Publication: The Times
There comes a time in the life of any venerable institution when it must either adapt, die or become irrelevant; the Royal Scottish Academy reached this point some time ago and since this realisation has struggled to define its role and its relevance to contemporary Scottish art. This soul-searching was precipitated in part by the emergence of new media and the international nature of the art world when new graduates can find themselves showing work just as easily in Basel or New York as Dundee or Aberdeen. Many the traditional exhibiting and support structures having withered away to be replaced by other chanels.
The RSA struggled for a long time to transmit its purpose to a wider public but recently - in a welcome and clear-headed way – it has realised the importance marketing and the need to court non-traditional audiences and sponsorship. Gone now is the feeling of an enclosed rather dull, if worthy, annual exhibition. The annual show has been split into two parts – an open section which will run from October to December and the current, curated show which features the work of a number of invited non-members whose work can be seen alongside that of invited academicians.
The exhibition convenor, Ian McCulloch, has formulated his vision around the idea of 'the expressive artist and social involvement' – thus there is are no conceptually based works and the predominant media are painting and drawing; there is also a welcome gender balance. The invited non-members - artists Sean Ambrose, Ross Brown, John Goto, Lys Hansen, Margaret Hunter, Paola McClure, Ron O’Donnell, Douglas Thomson, John Taylor, James Tweedie, Callum Mackenzie and architect Gordon Benson – thus show alongside invited members and Honorary Academicians John Byrne, Ian McCulloch, Joyce Cairns, Grant Clifford, Calum Colvin, Gareth Fisher, Ronald Forbes, Gordon Munro, Keith Rand, Kate Downie, Beth Fisher, Neil MacPherson and Arthur Watson.
Each of the artists has been given substantial space and it is this sense of expansivesness and the chronological or themaic sweep that it allows that gives this show such verve and punch.
Some, such as Kate Downie and Beth Fisher have chosen to create drawingss in situ (on the concave surface of a defined area of wall) and while both have used similar chalk and charcoal while working with a vigorous, questing line – their themes and concerns are hugely different. Fisher choses to explore the dynamic of a constantly evolving familial and domestic situation while Downie – fascinated by the idea of junctions – in a literal sense as well as a figurative one - has depicted Haymarket, in Edinburgh as a kind of lament for the homeless who constantly wash through this urban crossing point.

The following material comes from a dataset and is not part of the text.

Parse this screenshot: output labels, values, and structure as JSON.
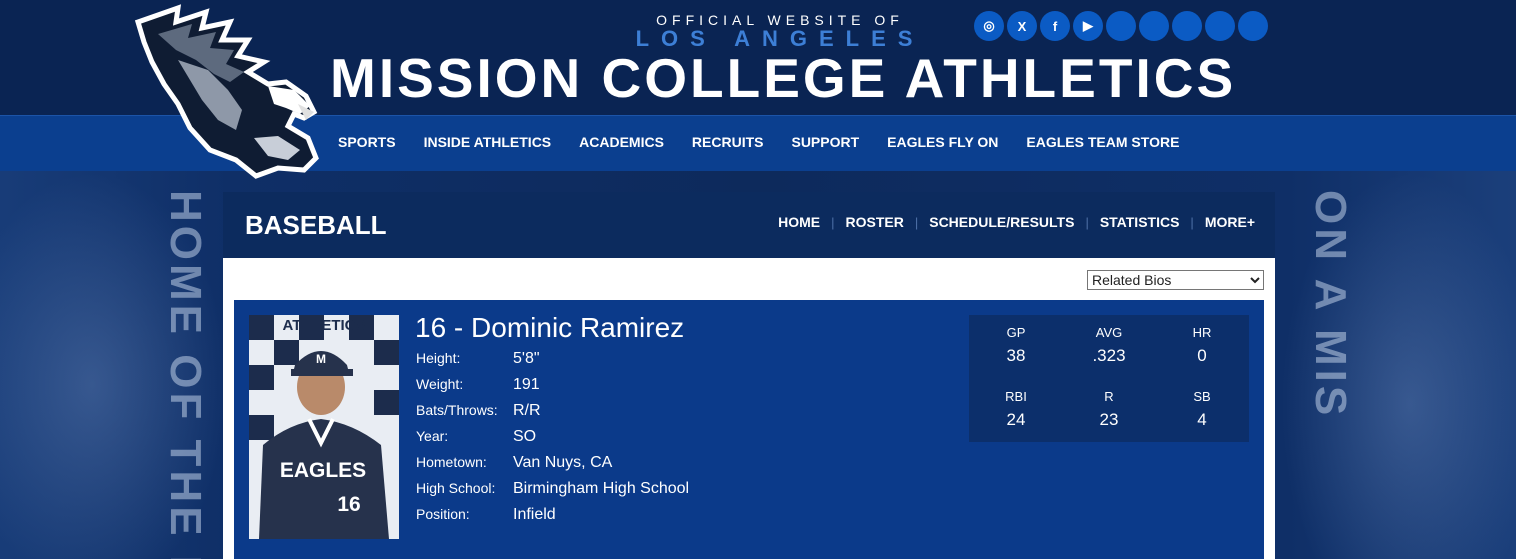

John Taylor, one of a number of significant west coast artists whose talents have remained largely unsung on the east coast shows a number of works relating to the war-time experience of his partner's (Jacki Parry) father. 'There Will Be No Rows of Crosses' shows two figures huddled on the floor of bunker like space while beyond the narrow window rows of white crosses recede into the distance. Such concerns are also shared by Joyce Cairns who has reflected on her father's experience of war and used this a device with which to views the horrors of Auschwitz.

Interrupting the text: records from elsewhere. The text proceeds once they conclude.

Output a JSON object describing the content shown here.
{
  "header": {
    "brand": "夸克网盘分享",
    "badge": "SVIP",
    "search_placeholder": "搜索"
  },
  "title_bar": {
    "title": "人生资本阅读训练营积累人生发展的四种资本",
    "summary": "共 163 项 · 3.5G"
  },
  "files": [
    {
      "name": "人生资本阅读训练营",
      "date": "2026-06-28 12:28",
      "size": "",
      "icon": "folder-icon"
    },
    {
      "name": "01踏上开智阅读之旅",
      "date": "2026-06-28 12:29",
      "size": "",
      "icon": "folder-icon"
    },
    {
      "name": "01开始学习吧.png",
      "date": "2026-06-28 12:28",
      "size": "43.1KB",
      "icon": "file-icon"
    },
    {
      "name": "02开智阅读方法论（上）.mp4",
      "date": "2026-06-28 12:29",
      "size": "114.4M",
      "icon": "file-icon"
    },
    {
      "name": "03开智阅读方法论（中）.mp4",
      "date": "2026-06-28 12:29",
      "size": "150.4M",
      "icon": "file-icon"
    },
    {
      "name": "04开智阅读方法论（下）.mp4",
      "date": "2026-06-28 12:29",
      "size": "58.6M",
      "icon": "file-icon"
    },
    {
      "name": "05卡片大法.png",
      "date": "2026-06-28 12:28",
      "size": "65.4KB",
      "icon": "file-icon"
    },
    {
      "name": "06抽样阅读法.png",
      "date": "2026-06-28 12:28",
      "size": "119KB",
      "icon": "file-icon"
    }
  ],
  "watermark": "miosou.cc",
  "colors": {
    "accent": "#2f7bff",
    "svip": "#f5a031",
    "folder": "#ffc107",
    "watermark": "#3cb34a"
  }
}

There is a sense that Scotland has an alternative tradition of which it can be proud. Not the belle peinture of the 'Edinburgh School' nor the conceptually-oriented work of contemporary Glasgow-based artists but one where socially and politically motivated art assumes it rightful place. Perhaps it is not fanciful to suggest that this is the beginning of a new art historiography which is begining to plug some of the glaring omissions created by the National Gallies of Scotland towards a truly national collection where a younger generation of artists can begin to assemble a true and balanced idea of the totality of Scottish art.